December 1, 2007:  Britain has responded to Chinese claims that it is not involved in Internet based attacks, and spying, on other nations, by accusing the Chinese of being the largest perpetrator of such attacks. China has recently begun responding to growing evidence (from intelligence agencies and commercial Internet security firms) that the most dangerous Internet spying and hacking was coming out of China. The Chinese deny this, and insist the Chinese government has nothing to do with it. But given the degree of control the Chinese government imposes on the local Internet, no one believes them.

 

November 30, 2007: Chinese authorities continue to display hostility towards the U.S. by refusing access to Hong Kong. A request for a U.S. destroyer to visit over the New Years holidays was refused, as was the use of a U.S. Air Force C-17 transport to make its quarterly visit to deliver supplies for the U.S. consulate there (the stuff will have to come via commercial air freight instead.)

 

November 28, 2007: For the first time since the Communists took control of China, a Chinese warship (a destroyer) visited a Japanese port. This was a big deal diplomatically and psychologically, given that a few years ago, the Chinese government was encouraging large scale demonstrations against Japan.

 

November 26, 2007:  A French firm agreed to sell China two nuclear power plants, for $6 billion each. The French government insisted that this would not result in any technology transfer to China.

 

November 25, 2007:  For the tenth time, the military garrison of Honk Kong was rotated. New army, navy and air force personnel take over garrison duties for a year. This is part of the agreement that transferred control of Honk Kong from Britain to China. It is an anti-corruption measure. With only a year in Hong Kong, officers and troops have less time to be approached and bought off by criminals or politicians. As a side benefit, duty in affluent and tropical Hong Kong, is spread around to more military personnel.

 

November 24, 2007:  Chinese peacekeepers arrived in Darfur, and were promptly condemned by local rebel groups as "enemies of the Sudanese people." The Darfur rebels know that Chinese weapons are being used against them, and that China is a major ally of the Sudanese government. The Chinese troops are seen as anything but neutral peacekeepers.

 

November 21, 2007:  Despite having granted permission months ago, Chinese authorities in Hong Kong suddenly withdrew permission for three American warships to visit Hong Kong. No explanation was given, and the Hong Kong business community saw millions of dollars in business go away. The American ships carried over 8,000 sailors. Moreover, hundred of family members of sailors had flown to Hong Kong at their own expense, to share the U.S. Thanksgiving holiday (celebrated on November 22nd this year), were left high and dry.

 

November 20, 2007:  Chinese authorities in Hong Kong refused to allow two U.S. Navy minesweepers to take shelter in Hong Kong harbor, to escape a storm and refuel. This is considered a very hostile act in peacetime. The "law of the sea" calls for ships to be allowed shelter from storms, and breeching this custom is considered a shameful act. The Chinese offered no explanation for their action.

 


 


X

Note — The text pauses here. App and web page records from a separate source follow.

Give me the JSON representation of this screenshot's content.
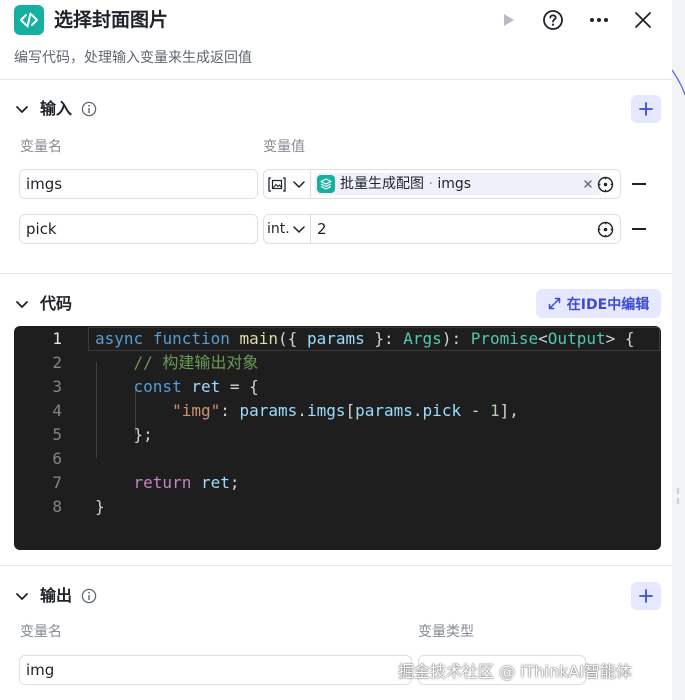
{
  "header": {
    "title": "选择封面图片",
    "description": "编写代码，处理输入变量来生成返回值",
    "icons": [
      "code-node-icon",
      "play-icon",
      "help-icon",
      "more-icon",
      "close-icon"
    ]
  },
  "input": {
    "title": "输入",
    "col_name": "变量名",
    "col_value": "变量值",
    "rows": [
      {
        "name": "imgs",
        "type_icon": "image-array-icon",
        "ref_node": "批量生成配图",
        "ref_sep": " · ",
        "ref_var": "imgs"
      },
      {
        "name": "pick",
        "type_label": "int.",
        "value": "2"
      }
    ]
  },
  "code": {
    "title": "代码",
    "ide_button": "在IDE中编辑",
    "line_numbers": [
      "1",
      "2",
      "3",
      "4",
      "5",
      "6",
      "7",
      "8"
    ],
    "tokens": {
      "l1": [
        "async",
        " ",
        "function",
        " ",
        "main",
        "({ ",
        "params",
        " }: ",
        "Args",
        "): ",
        "Promise",
        "<",
        "Output",
        "> {"
      ],
      "l2": [
        "    ",
        "// 构建输出对象"
      ],
      "l3": [
        "    ",
        "const",
        " ",
        "ret",
        " = {"
      ],
      "l4": [
        "        ",
        "\"img\"",
        ": ",
        "params",
        ".",
        "imgs",
        "[",
        "params",
        ".",
        "pick",
        " - ",
        "1",
        "],"
      ],
      "l5": [
        "    ",
        "};"
      ],
      "l6": [
        ""
      ],
      "l7": [
        "    ",
        "return",
        " ",
        "ret",
        ";"
      ],
      "l8": [
        "}"
      ]
    }
  },
  "output": {
    "title": "输出",
    "col_name": "变量名",
    "col_type": "变量类型",
    "rows": [
      {
        "name": "img"
      }
    ]
  },
  "watermark": "掘金技术社区 @ iThinkAI智能体",
  "colors": {
    "accent": "#3c4bd6",
    "accent_bg": "#e6e8ff",
    "node_icon": "#16b0a0",
    "editor_bg": "#1e1e1e"
  }
}
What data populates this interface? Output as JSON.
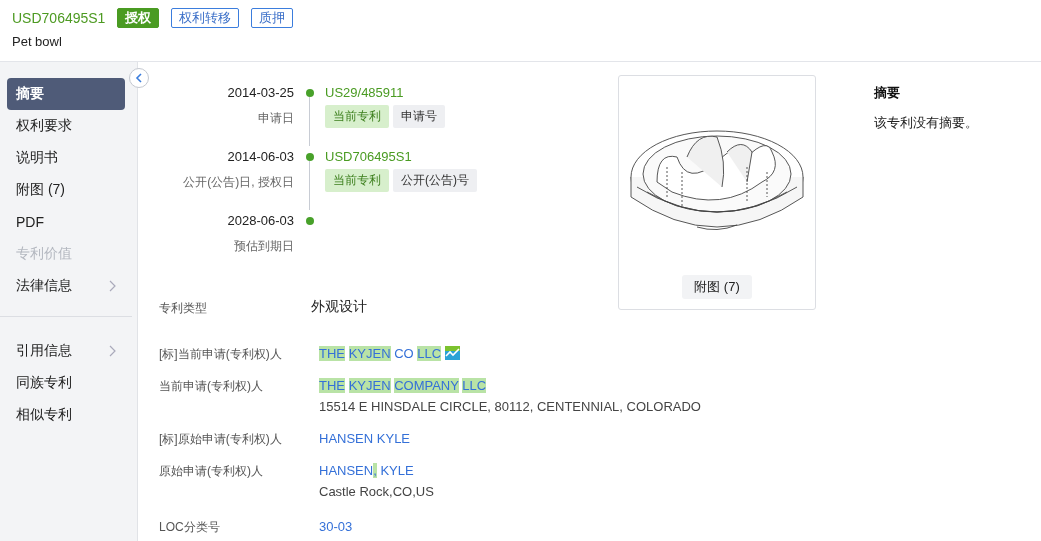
{
  "header": {
    "number": "USD706495S1",
    "badges": [
      {
        "label": "授权",
        "kind": "solid"
      },
      {
        "label": "权利转移",
        "kind": "outline"
      },
      {
        "label": "质押",
        "kind": "outline"
      }
    ],
    "title": "Pet bowl"
  },
  "sidebar": {
    "groups": [
      [
        {
          "label": "摘要",
          "selected": true,
          "disabled": false,
          "expandable": false
        },
        {
          "label": "权利要求",
          "selected": false,
          "disabled": false,
          "expandable": false
        },
        {
          "label": "说明书",
          "selected": false,
          "disabled": false,
          "expandable": false
        },
        {
          "label": "附图 (7)",
          "selected": false,
          "disabled": false,
          "expandable": false
        },
        {
          "label": "PDF",
          "selected": false,
          "disabled": false,
          "expandable": false
        },
        {
          "label": "专利价值",
          "selected": false,
          "disabled": true,
          "expandable": false
        },
        {
          "label": "法律信息",
          "selected": false,
          "disabled": false,
          "expandable": true
        }
      ],
      [
        {
          "label": "引用信息",
          "selected": false,
          "disabled": false,
          "expandable": true
        },
        {
          "label": "同族专利",
          "selected": false,
          "disabled": false,
          "expandable": false
        },
        {
          "label": "相似专利",
          "selected": false,
          "disabled": false,
          "expandable": false
        }
      ]
    ]
  },
  "timeline": [
    {
      "date": "2014-03-25",
      "label": "申请日",
      "link": "US29/485911",
      "tags": [
        {
          "label": "当前专利",
          "kind": "current"
        },
        {
          "label": "申请号",
          "kind": "plain"
        }
      ]
    },
    {
      "date": "2014-06-03",
      "label": "公开(公告)日, 授权日",
      "link": "USD706495S1",
      "tags": [
        {
          "label": "当前专利",
          "kind": "current"
        },
        {
          "label": "公开(公告)号",
          "kind": "plain"
        }
      ]
    },
    {
      "date": "2028-06-03",
      "label": "预估到期日"
    }
  ],
  "figure": {
    "kind": "picture",
    "caption": "附图 (7)"
  },
  "abstract": {
    "title": "摘要",
    "text": "该专利没有摘要。"
  },
  "patent_type": {
    "label": "专利类型",
    "value": "外观设计"
  },
  "fields": [
    {
      "label": "[标]当前申请(专利权)人",
      "lines": [
        {
          "kind": "link",
          "trend_icon": true,
          "parts": [
            {
              "text": "THE",
              "highlighted": true
            },
            {
              "text": " KYJEN",
              "highlighted": true
            },
            {
              "text": " CO",
              "highlighted": false
            },
            {
              "text": " LLC",
              "highlighted": true
            }
          ]
        }
      ]
    },
    {
      "label": "当前申请(专利权)人",
      "lines": [
        {
          "kind": "link",
          "parts": [
            {
              "text": "THE",
              "highlighted": true
            },
            {
              "text": " KYJEN",
              "highlighted": true
            },
            {
              "text": " COMPANY",
              "highlighted": true
            },
            {
              "text": " LLC",
              "highlighted": true
            }
          ]
        },
        {
          "kind": "text",
          "parts": [
            {
              "text": "15514 E HINSDALE CIRCLE, 80112, CENTENNIAL, COLORADO",
              "highlighted": false
            }
          ]
        }
      ]
    },
    {
      "label": "[标]原始申请(专利权)人",
      "lines": [
        {
          "kind": "link",
          "parts": [
            {
              "text": "HANSEN KYLE",
              "highlighted": false
            }
          ]
        }
      ]
    },
    {
      "label": "原始申请(专利权)人",
      "lines": [
        {
          "kind": "link",
          "parts": [
            {
              "text": "HANSEN",
              "highlighted": false
            },
            {
              "text": ",",
              "highlighted": true
            },
            {
              "text": " KYLE",
              "highlighted": false
            }
          ]
        },
        {
          "kind": "text",
          "parts": [
            {
              "text": "Castle Rock,CO,US",
              "highlighted": false
            }
          ]
        }
      ]
    },
    {
      "label": "LOC分类号",
      "lines": [
        {
          "kind": "link",
          "parts": [
            {
              "text": "30-03",
              "highlighted": false
            }
          ]
        }
      ]
    }
  ]
}
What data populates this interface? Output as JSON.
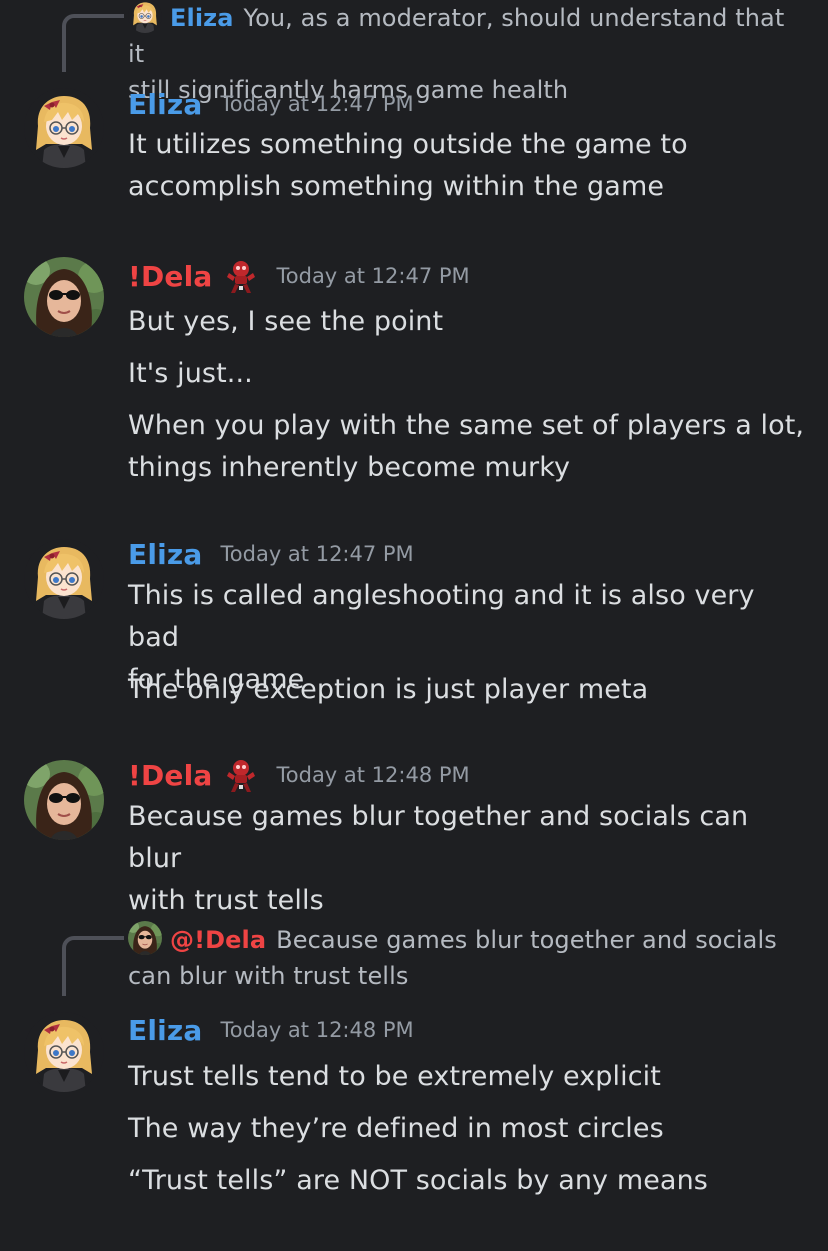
{
  "colors": {
    "background": "#1e1f22",
    "eliza_name": "#4a9be8",
    "dela_name": "#ef4444",
    "text": "#dbdee1",
    "muted": "#949ba4"
  },
  "replies": [
    {
      "author": "Eliza",
      "text": "You, as a moderator, should understand that it",
      "text_cont": "still significantly harms game health",
      "avatar_icon": "eliza-avatar-icon"
    },
    {
      "author": "@!Dela",
      "text": "Because games blur together and socials",
      "text_cont": "can blur with trust tells",
      "avatar_icon": "dela-avatar-icon"
    }
  ],
  "groups": [
    {
      "author": "Eliza",
      "timestamp": "Today at 12:47 PM",
      "lines": [
        "It utilizes something outside the game to",
        "accomplish something within the game"
      ]
    },
    {
      "author": "!Dela",
      "timestamp": "Today at 12:47 PM",
      "role_icon": "red-robot-role-icon",
      "lines": [
        "But yes, I see the point",
        "It's just...",
        "When you play with the same set of players a lot,",
        "things inherently become murky"
      ]
    },
    {
      "author": "Eliza",
      "timestamp": "Today at 12:47 PM",
      "lines": [
        "This is called angleshooting and it is also very bad",
        "for the game",
        "The only exception is just player meta"
      ]
    },
    {
      "author": "!Dela",
      "timestamp": "Today at 12:48 PM",
      "role_icon": "red-robot-role-icon",
      "lines": [
        "Because games blur together and socials can blur",
        "with trust tells"
      ]
    },
    {
      "author": "Eliza",
      "timestamp": "Today at 12:48 PM",
      "lines": [
        "Trust tells tend to be extremely explicit",
        "The way they’re defined in most circles",
        "“Trust tells” are NOT socials by any means"
      ]
    }
  ]
}
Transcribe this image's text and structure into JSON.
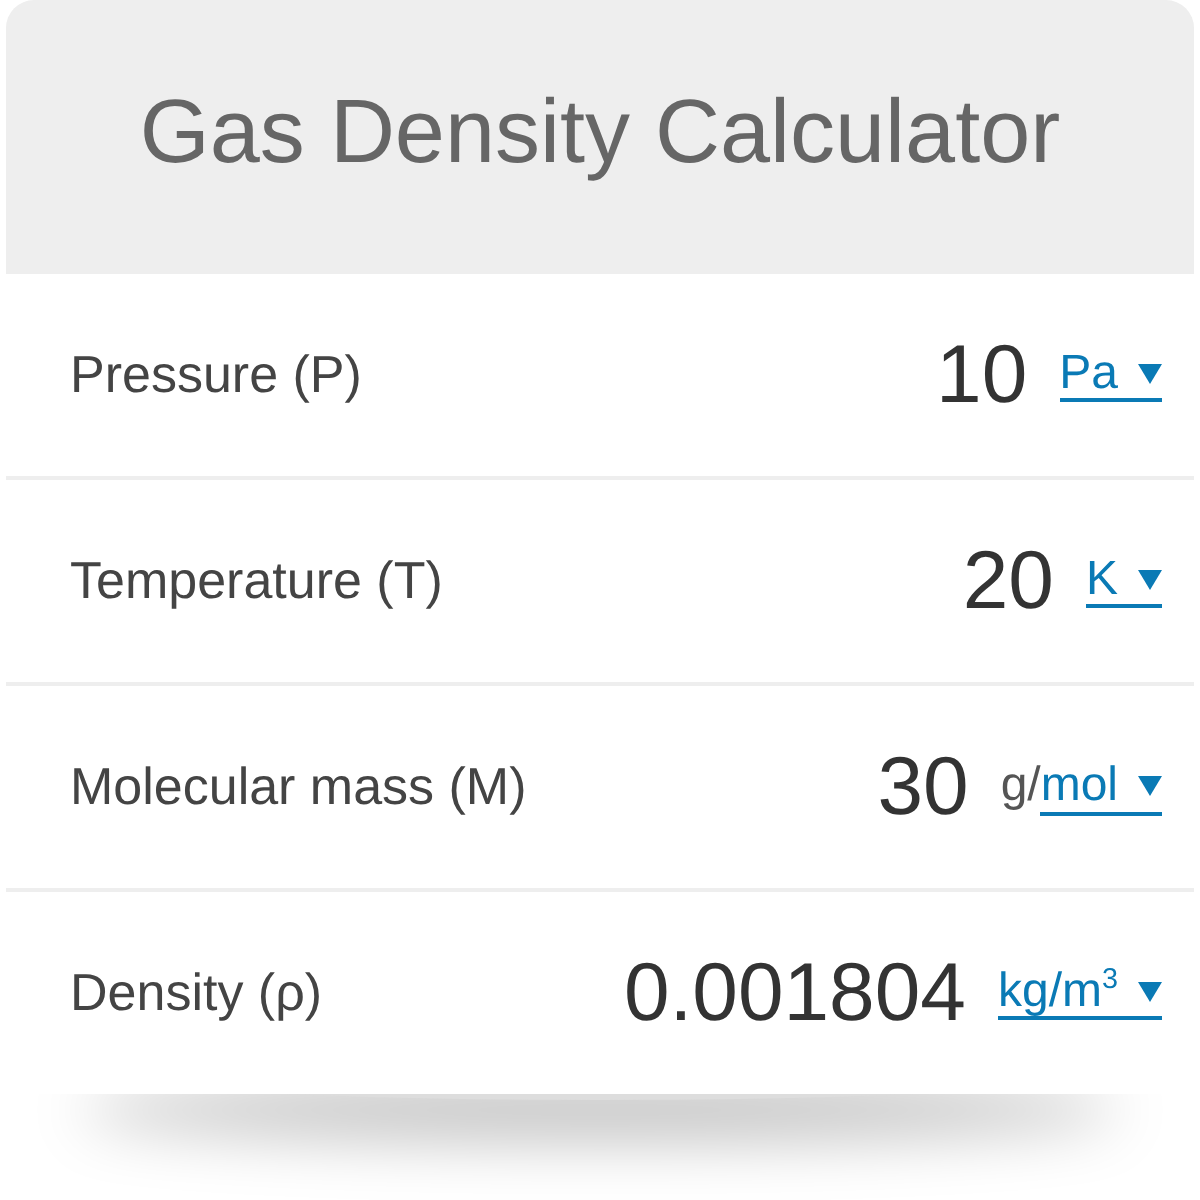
{
  "title": "Gas Density Calculator",
  "rows": [
    {
      "label": "Pressure (P)",
      "value": "10",
      "unit": {
        "link": "Pa"
      }
    },
    {
      "label": "Temperature (T)",
      "value": "20",
      "unit": {
        "link": "K"
      }
    },
    {
      "label": "Molecular mass (M)",
      "value": "30",
      "unit": {
        "prefix": "g/",
        "link": "mol"
      }
    },
    {
      "label": "Density (ρ)",
      "value": "0.001804",
      "unit": {
        "link": "kg/m$^{3}$"
      }
    }
  ]
}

ad Help Keep Us Online!
 

Help Keep Us Afloat! Go to other sites on the World Wide Web and they look like the a mad marketer has gained control of them. Lots of ads and little content! Ad revenues are down for everyone! We don’t want to follow the crowd. But here is the deal we cannot keep our site relative ad free without your support. Each month we need your subscriptions or contributions plus what meager ad revenue we do receive to stay in business. You can support us in the following ways:

  1. Make sure you spread the word about us. Two ways to do that are to like us on Facebook and follow us on Twitter.
  2. Subscribe to our daily newsletter. We’ll send the news to your email box, and you don’t have to come to the site unless you want to read columns or see photos.
  3. You can contribute to the health of StrategyPage. A contribution is not a donation that you can deduct at tax time, but a form of crowdfunding. We store none of your information when you contribute..
Subscribe   Contribute   Close